However, if you have an older 1.0–1.3MP camera, you can still do plenty of things, even though such cameras are becoming rare. You can prepare images for dynamite Web pages and make sparkling 4 x 5" prints. I still use an ancient Epson digital camera that maxes out at 1024 x 768 resolution to take pictures for eBay auctions; most of the time, the snaps are taken at a lower 640 x 480 setting that’s plenty sharp enough for photos shown at small sizes.
Cameras with up to 8MP of resolution have dipped into the $1,000 range and will probably become common during the life of this book. If you own one of these babies, you can do even more. You can make tack-sharp 8 x 10" prints (and even larger prints if your printer supports them), crop out the center of an image, and still have sharpness to spare. Your camera will have loads of automated features, such as automatic bracketing (taking several exposures at different settings to make sure one is ideal) or a very long zoom lens (to reach way out and capture distant objects).

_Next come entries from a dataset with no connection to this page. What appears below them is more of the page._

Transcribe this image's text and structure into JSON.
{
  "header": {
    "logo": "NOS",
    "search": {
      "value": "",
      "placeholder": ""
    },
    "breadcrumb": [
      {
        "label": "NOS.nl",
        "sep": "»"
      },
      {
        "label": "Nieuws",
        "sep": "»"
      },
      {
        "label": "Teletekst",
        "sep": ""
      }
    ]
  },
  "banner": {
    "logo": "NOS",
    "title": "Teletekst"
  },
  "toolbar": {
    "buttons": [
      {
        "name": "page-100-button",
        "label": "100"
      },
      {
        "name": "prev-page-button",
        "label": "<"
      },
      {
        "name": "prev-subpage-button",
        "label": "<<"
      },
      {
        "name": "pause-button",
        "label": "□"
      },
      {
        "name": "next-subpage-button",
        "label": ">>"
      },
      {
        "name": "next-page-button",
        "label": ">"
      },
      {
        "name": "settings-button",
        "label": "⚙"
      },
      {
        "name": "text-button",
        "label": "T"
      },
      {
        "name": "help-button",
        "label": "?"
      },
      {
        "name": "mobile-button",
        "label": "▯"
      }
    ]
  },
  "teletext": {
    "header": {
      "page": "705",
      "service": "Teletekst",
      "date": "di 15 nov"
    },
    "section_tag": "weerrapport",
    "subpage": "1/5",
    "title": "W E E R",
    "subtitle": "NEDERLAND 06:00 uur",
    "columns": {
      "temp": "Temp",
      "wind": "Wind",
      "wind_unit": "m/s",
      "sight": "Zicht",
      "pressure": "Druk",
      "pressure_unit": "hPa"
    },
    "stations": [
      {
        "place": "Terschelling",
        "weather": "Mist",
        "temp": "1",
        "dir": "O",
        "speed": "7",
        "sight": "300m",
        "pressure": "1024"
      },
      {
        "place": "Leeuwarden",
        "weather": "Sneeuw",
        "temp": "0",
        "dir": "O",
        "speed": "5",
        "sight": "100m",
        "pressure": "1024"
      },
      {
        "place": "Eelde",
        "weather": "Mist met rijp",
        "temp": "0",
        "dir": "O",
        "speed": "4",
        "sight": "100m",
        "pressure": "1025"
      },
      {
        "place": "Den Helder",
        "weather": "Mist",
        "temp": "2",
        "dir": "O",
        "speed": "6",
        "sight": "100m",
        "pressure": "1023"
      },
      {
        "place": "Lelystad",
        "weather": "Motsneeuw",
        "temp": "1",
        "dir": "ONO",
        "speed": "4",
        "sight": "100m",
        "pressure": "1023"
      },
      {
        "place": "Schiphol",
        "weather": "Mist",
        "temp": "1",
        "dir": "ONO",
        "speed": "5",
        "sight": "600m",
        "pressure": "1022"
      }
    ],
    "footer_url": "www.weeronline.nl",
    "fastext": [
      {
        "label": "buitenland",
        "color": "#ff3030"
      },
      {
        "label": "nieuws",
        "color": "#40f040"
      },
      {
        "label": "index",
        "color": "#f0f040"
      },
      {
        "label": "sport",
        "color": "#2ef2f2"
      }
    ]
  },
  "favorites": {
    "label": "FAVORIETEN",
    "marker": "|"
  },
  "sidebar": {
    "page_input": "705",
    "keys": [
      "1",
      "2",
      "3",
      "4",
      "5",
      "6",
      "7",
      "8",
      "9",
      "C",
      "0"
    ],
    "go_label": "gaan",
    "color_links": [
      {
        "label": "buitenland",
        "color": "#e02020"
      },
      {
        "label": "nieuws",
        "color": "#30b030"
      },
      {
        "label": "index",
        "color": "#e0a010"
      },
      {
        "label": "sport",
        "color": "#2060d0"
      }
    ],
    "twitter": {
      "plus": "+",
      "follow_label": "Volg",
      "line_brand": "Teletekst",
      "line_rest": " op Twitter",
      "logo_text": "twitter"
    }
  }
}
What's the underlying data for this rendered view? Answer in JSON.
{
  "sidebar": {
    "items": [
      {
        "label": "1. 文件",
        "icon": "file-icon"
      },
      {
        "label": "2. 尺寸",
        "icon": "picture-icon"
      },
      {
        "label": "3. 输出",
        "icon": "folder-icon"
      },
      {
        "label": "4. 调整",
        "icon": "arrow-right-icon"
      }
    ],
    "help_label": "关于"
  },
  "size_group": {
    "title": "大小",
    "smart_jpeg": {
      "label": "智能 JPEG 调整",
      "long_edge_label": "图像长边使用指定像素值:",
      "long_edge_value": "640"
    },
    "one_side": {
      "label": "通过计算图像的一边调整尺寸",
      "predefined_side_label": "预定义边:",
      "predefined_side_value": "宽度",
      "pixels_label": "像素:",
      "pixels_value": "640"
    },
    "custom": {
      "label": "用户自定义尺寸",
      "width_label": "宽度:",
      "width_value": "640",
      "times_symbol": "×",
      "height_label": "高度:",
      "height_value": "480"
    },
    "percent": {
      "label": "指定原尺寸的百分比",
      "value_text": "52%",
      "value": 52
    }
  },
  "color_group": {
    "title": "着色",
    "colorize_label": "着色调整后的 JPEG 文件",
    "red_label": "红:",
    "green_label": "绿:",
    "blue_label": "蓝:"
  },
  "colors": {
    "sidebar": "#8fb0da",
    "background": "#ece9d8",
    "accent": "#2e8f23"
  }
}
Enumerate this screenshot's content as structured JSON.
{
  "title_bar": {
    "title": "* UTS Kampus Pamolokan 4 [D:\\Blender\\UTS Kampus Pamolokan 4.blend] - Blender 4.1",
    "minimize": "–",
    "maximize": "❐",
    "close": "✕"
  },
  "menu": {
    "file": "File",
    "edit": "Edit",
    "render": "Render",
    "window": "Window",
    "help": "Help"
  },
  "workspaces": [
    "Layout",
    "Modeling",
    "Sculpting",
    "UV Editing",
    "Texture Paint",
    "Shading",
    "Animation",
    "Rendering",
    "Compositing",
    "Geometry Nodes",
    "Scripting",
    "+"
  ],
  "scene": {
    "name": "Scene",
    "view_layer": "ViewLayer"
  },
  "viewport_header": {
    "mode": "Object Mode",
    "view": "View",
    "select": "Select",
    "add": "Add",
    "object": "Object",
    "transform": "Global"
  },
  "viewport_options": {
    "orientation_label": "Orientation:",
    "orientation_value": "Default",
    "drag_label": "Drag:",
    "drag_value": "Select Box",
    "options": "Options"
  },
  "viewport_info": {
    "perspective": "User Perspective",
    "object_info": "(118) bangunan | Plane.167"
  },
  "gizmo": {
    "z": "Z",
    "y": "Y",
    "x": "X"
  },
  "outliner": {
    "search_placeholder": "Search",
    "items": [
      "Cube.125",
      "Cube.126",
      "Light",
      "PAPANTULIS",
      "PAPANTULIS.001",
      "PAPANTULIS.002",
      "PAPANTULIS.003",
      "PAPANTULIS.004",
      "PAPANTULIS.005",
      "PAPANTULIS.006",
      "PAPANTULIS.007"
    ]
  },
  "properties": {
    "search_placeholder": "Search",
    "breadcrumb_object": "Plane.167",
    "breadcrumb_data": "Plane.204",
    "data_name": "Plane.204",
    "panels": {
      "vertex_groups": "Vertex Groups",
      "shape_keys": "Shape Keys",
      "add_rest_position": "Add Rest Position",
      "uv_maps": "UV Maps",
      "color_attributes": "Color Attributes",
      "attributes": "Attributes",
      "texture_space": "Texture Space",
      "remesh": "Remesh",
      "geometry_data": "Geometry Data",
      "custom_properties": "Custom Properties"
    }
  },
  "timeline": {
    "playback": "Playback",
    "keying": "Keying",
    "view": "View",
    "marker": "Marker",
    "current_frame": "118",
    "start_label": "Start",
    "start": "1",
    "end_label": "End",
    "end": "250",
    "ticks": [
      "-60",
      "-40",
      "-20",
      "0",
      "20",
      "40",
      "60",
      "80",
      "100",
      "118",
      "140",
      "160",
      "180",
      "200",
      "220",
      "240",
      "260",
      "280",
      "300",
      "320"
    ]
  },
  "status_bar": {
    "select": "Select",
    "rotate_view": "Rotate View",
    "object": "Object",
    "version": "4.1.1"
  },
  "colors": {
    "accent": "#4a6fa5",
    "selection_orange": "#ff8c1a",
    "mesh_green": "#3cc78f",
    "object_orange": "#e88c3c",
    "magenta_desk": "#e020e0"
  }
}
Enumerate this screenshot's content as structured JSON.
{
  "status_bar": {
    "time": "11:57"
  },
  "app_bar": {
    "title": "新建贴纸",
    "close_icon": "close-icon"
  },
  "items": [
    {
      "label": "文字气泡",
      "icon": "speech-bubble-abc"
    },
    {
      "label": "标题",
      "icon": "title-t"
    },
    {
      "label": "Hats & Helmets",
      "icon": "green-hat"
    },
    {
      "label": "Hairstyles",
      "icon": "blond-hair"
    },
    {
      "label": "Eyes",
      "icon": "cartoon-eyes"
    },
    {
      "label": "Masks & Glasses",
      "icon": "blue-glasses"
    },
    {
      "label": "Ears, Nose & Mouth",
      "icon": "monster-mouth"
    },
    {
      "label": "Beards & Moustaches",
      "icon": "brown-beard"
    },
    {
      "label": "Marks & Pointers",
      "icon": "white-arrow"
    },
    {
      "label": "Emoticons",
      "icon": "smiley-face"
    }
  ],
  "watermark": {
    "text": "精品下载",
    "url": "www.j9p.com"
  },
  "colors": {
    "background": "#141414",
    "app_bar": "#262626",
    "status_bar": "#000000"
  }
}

Although I seem to focus on the number of pixels a camera has, other consid- erations, such as the zoom lens that I just mentioned, might also be important to you. Even the least expensive cameras can have a 2:1 to 3:1 zoom, which can magnify an image 2X and 3X (respectively). Better cameras have 4:1 or longer zooms, up to 12:1 or more. Your camera probably has macro, or close-up, capability, which lets you grab images from inches away from your subject. Book III, Chapter 2 is devoted to close-up techniq